A $40,100 vehicle represents the money you’d save on gas alone from about 55 years of cycling 15 KM a day instead of driving, or 301,125 KM. The circumference of Earth at the equator is 40,030 KM, so that $40,100 SUV you just bought is equivalent to what you’d save by circumnavigating the globe 7.5 times by bike. If we’re talking about saving 26¢/coffee by buying one size down every time, we’re talking about 154,230 cups of coffee you’d need to do that with, or 422.5 years of one cup a day. By a single dumb decision – buying a new vehicle LIKE SO MANY CANADIANS ARE DOING – you’ve potentially nuked 154,230 tiny good decisions, OR just shat all over the savings from multiple lifetimes of cycling. Remember, shiny things are stupid. Beware the one-time expenditure.

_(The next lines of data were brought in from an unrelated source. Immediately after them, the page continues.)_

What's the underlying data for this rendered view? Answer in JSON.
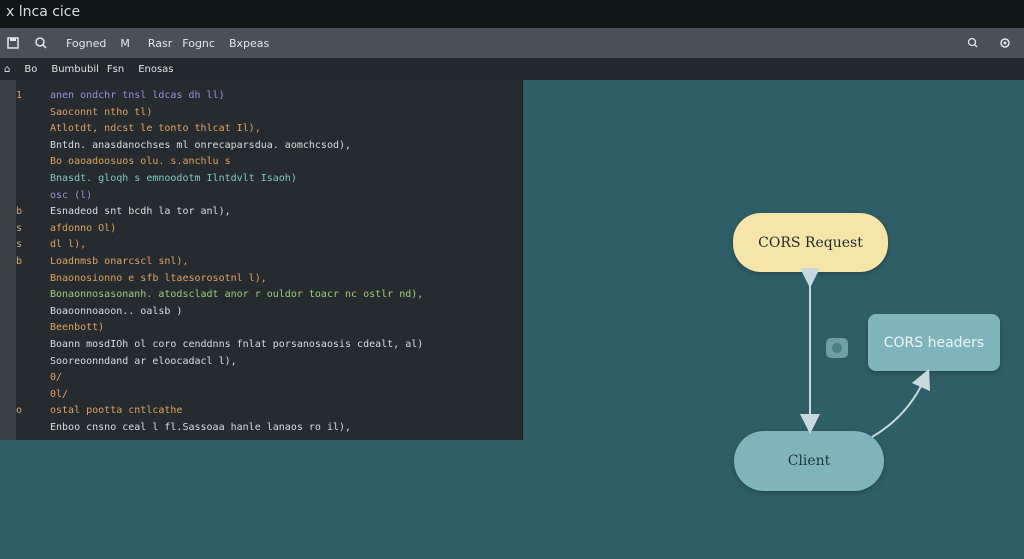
{
  "window": {
    "title": "x lnca cice"
  },
  "toolbar": {
    "items": [
      "Fogned",
      "M",
      "Rasr",
      "Fognc",
      "Bxpeas"
    ],
    "right_icons": [
      "search-icon",
      "gear-icon"
    ]
  },
  "subbar": {
    "tabs": [
      "Bo",
      "Bumbubil",
      "Fsn",
      "Enosas"
    ]
  },
  "editor": {
    "lines": [
      {
        "n": "1",
        "text": "anen ondchr tnsl ldcas dh ll)",
        "cls": "c-purple"
      },
      {
        "n": "",
        "text": "Saoconnt ntho tl)",
        "cls": "c-orange"
      },
      {
        "n": "",
        "text": "Atlotdt, ndcst le tonto thlcat Il),",
        "cls": "c-orange"
      },
      {
        "n": "",
        "text": "Bntdn. anasdanochses ml onrecaparsdua. aomchcsod),",
        "cls": "c-white"
      },
      {
        "n": "",
        "text": "Bo oaoadoosuos olu. s.anchlu s",
        "cls": "c-orange"
      },
      {
        "n": "",
        "text": "Bnasdt. gloqh s emnoodotm Ilntdvlt Isaoh)",
        "cls": "c-teal"
      },
      {
        "n": "",
        "text": "osc (l)",
        "cls": "c-purple"
      },
      {
        "n": "b",
        "text": "Esnadeod snt bcdh la tor anl),",
        "cls": "c-white"
      },
      {
        "n": "s",
        "text": "afdonno Ol)",
        "cls": "c-orange"
      },
      {
        "n": "s",
        "text": "dl l),",
        "cls": "c-orange"
      },
      {
        "n": "b",
        "text": "Loadnmsb onarcscl snl),",
        "cls": "c-orange"
      },
      {
        "n": "",
        "text": "Bnaonosionno e sfb ltaesorosotnl l),",
        "cls": "c-orange"
      },
      {
        "n": "",
        "text": "Bonaonnosasonanh. atodscladt anor r ouldor toacr nc ostlr nd),",
        "cls": "c-green"
      },
      {
        "n": "",
        "text": "Boaoonnoaoon.. oalsb )",
        "cls": "c-white"
      },
      {
        "n": "",
        "text": "Beenbott)",
        "cls": "c-orange"
      },
      {
        "n": "",
        "text": "Boann mosdIOh ol coro cenddnns fnlat porsanosaosis cdealt, al)",
        "cls": "c-white"
      },
      {
        "n": "",
        "text": "Sooreoonndand ar eloocadacl l),",
        "cls": "c-white"
      },
      {
        "n": "",
        "text": "0/",
        "cls": "c-orange"
      },
      {
        "n": "",
        "text": "   0l/",
        "cls": "c-orange"
      },
      {
        "n": "oo",
        "text": "ostal pootta cntlcathe",
        "cls": "c-orange"
      },
      {
        "n": "",
        "text": "Enboo cnsno ceal l fl.Sassoaa hanle lanaos ro il),",
        "cls": "c-white"
      }
    ]
  },
  "diagram": {
    "request_label": "CORS Request",
    "response_label": "CORS headers",
    "client_label": "Client"
  },
  "colors": {
    "background": "#2f5f66",
    "request_node": "#f6e4a8",
    "response_node": "#7fb4bd",
    "client_node": "#7fb4bd",
    "editor_bg": "#262b2f"
  }
}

This is only one example, but my point is you can’t pat yourself on the back for tiny good decisions anymore. You need to do the math on big purchases, and really think about how long it took you to get there based on your frugal decisions. The other day, I was hosting a dinner party and spent $101.46 on two lobsters. I’d have to choose a Subway 6” sandwich over a much tastier sushi lunch 20 times to make up for that, and it kinda hurt to fork over that money. Sure, I’d mentally congratulated myself every time I bought a cheap sandwich, but I destroyed the benefit of ordering 20 of those in one night! You just don’t win as long as you keep making major purchases. If you’re frugal six days out of the week and go hog wild every Friday, YOU’RE NOT ACTUALLY FRUGAL! That puts you in the same boat as everybody else!

Don’t be penny-wise, pound-foolish. Saving nickels and dimes really don’t add up to much. Don’t let one or two big-ticket items set you back years of penny pinching. If you’re not careful, it takes only a day or some asshole car salesman to ruin your financial future. Watch out.